“Renegade Prisons” Can Be Havens Of Inmate Abuse

Print

“I don’t think abuse is common in American prisons, but there are some abuses in all American prisons,” Robert Johnson of American University’s department of Justice, Law and Society, tells the Christian Science Monitor. “And in some cases, the abuses can be widespread.”

The Monitor says that is in the so-called renegade prisons, and renegade jurisdictions, where abuses may be worse than those in Iraq. “If you find one of those renegade prisons, you’ll find there’s a problem with leadership, that there are either abused or flawed policies or procedures, little or no training, and poor supervision,” says Chase Riveland, former corrections commissioner in Colorado and Washington State. “And when you combine that with a deviant culture, then you have problems like we saw in Iraq.”

In California, where allegations of widespread abuse have prompted a state Senate investigation, experts blame overcrowding, a gang culture, and a poorly educated workforce for creating a culture of dehumanization. That has been exacerbated by guards protecting one another. “There is a code of silence in California prisons that turns good officers to bad,” says Richard Steffen, staff director of the committee looking into abuse. “They are forced not to report wrongdoing because if they do, they could be ostracized.”

California is one of a handful of states where no prisons are accredited by the American Correctional Association (ACA). Of the nation’s almost 1,600 prisons, about half are fully ACA accredited. To win that designation, correctional officers must be fully trained, and the facilities must be fully transparent – which means community members have access so that if there are abuses, they can be addressed.

“I believe that when abuses are brought to the attention of directors of corrections, wardens, and jail managers, they’re fully investigated, and appropriate sanctions are taken, including dismissal from position and prosecution, when appropriate,” says James Gondles, ACA executive director. “But I don’t believe that it’s endemic in American jails and prisons. And what happened in one institution in Iraq is not representative of what goes on in America.”
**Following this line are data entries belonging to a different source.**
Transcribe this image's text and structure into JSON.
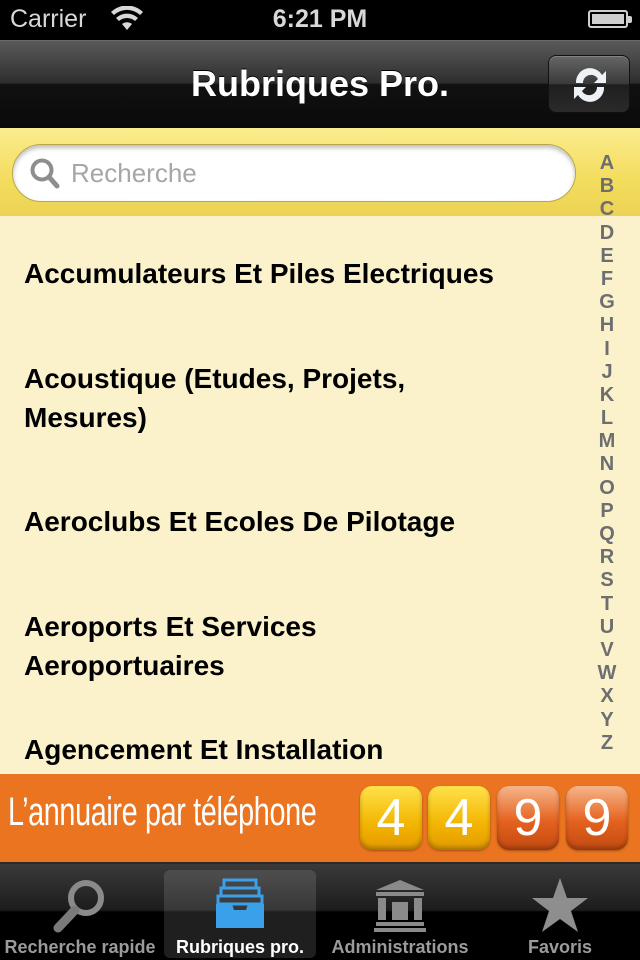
{
  "status_bar": {
    "carrier": "Carrier",
    "time": "6:21 PM"
  },
  "nav": {
    "title": "Rubriques Pro.",
    "refresh_icon": "refresh-icon"
  },
  "search": {
    "placeholder": "Recherche",
    "value": ""
  },
  "list": {
    "items": [
      {
        "label": "Accumulateurs Et Piles Electriques"
      },
      {
        "label": "Acoustique (Etudes, Projets, Mesures)"
      },
      {
        "label": "Aeroclubs Et Ecoles De Pilotage"
      },
      {
        "label": "Aeroports Et Services Aeroportuaires"
      },
      {
        "label": "Agencement Et Installation"
      }
    ]
  },
  "index": [
    "A",
    "B",
    "C",
    "D",
    "E",
    "F",
    "G",
    "H",
    "I",
    "J",
    "K",
    "L",
    "M",
    "N",
    "O",
    "P",
    "Q",
    "R",
    "S",
    "T",
    "U",
    "V",
    "W",
    "X",
    "Y",
    "Z"
  ],
  "banner": {
    "slogan": "L’annuaire par téléphone",
    "digits": [
      "4",
      "4",
      "9",
      "9"
    ],
    "color": "#ea7420"
  },
  "tabs": [
    {
      "label": "Recherche rapide",
      "icon": "magnifier-icon",
      "active": false
    },
    {
      "label": "Rubriques pro.",
      "icon": "inbox-tray-icon",
      "active": true
    },
    {
      "label": "Administrations",
      "icon": "government-building-icon",
      "active": false
    },
    {
      "label": "Favoris",
      "icon": "star-icon",
      "active": false
    }
  ],
  "colors": {
    "list_bg": "#fbf2cc",
    "search_bar": "#f3dd5c",
    "index_text": "#6d6e70",
    "tab_active_icon": "#3aa0ea"
  }
}
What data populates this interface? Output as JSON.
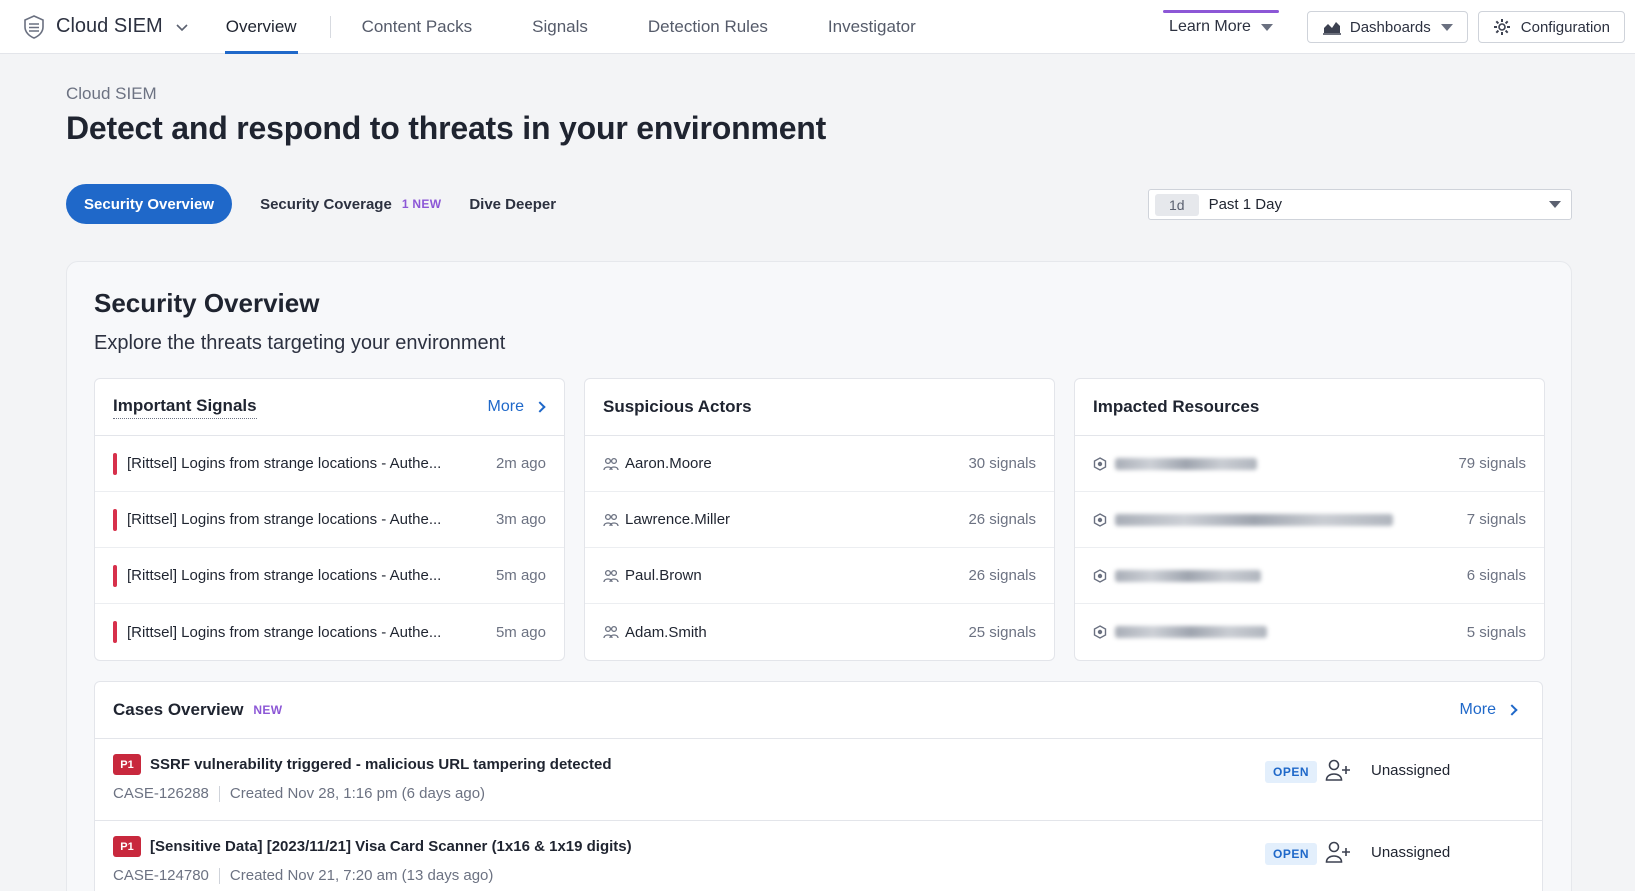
{
  "app": {
    "title": "Cloud SIEM",
    "nav_tabs": [
      {
        "label": "Overview",
        "active": true
      },
      {
        "label": "Content Packs",
        "active": false
      },
      {
        "label": "Signals",
        "active": false
      },
      {
        "label": "Detection Rules",
        "active": false
      },
      {
        "label": "Investigator",
        "active": false
      }
    ],
    "learn_more": "Learn More",
    "dashboards": "Dashboards",
    "configuration": "Configuration",
    "accent_color": "#1f68c9",
    "highlight_color": "#8c57d6"
  },
  "header": {
    "breadcrumb": "Cloud SIEM",
    "title": "Detect and respond to threats in your environment"
  },
  "subtabs": {
    "security_overview": "Security Overview",
    "security_coverage": "Security Coverage",
    "coverage_badge": "1 NEW",
    "dive_deeper": "Dive Deeper"
  },
  "time_picker": {
    "chip": "1d",
    "label": "Past 1 Day"
  },
  "overview": {
    "title": "Security Overview",
    "subtitle": "Explore the threats targeting your environment"
  },
  "important_signals": {
    "title": "Important Signals",
    "more": "More",
    "severity_color": "#d7304b",
    "rows": [
      {
        "text": "[Rittsel] Logins from strange locations - Authe...",
        "time": "2m ago"
      },
      {
        "text": "[Rittsel] Logins from strange locations - Authe...",
        "time": "3m ago"
      },
      {
        "text": "[Rittsel] Logins from strange locations - Authe...",
        "time": "5m ago"
      },
      {
        "text": "[Rittsel] Logins from strange locations - Authe...",
        "time": "5m ago"
      }
    ]
  },
  "suspicious_actors": {
    "title": "Suspicious Actors",
    "rows": [
      {
        "name": "Aaron.Moore",
        "count": "30 signals"
      },
      {
        "name": "Lawrence.Miller",
        "count": "26 signals"
      },
      {
        "name": "Paul.Brown",
        "count": "26 signals"
      },
      {
        "name": "Adam.Smith",
        "count": "25 signals"
      }
    ]
  },
  "impacted_resources": {
    "title": "Impacted Resources",
    "rows": [
      {
        "count": "79 signals"
      },
      {
        "count": "7 signals"
      },
      {
        "count": "6 signals"
      },
      {
        "count": "5 signals"
      }
    ]
  },
  "cases": {
    "title": "Cases Overview",
    "badge": "NEW",
    "more": "More",
    "rows": [
      {
        "priority": "P1",
        "title": "SSRF vulnerability triggered - malicious URL tampering detected",
        "id": "CASE-126288",
        "created": "Created Nov 28, 1:16 pm (6 days ago)",
        "status": "OPEN",
        "assignee": "Unassigned"
      },
      {
        "priority": "P1",
        "title": "[Sensitive Data] [2023/11/21] Visa Card Scanner (1x16 & 1x19 digits)",
        "id": "CASE-124780",
        "created": "Created Nov 21, 7:20 am (13 days ago)",
        "status": "OPEN",
        "assignee": "Unassigned"
      }
    ]
  }
}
Link: http://www.csmonitor.com/2004/0520/p02s01-usju.html

Comments are closed.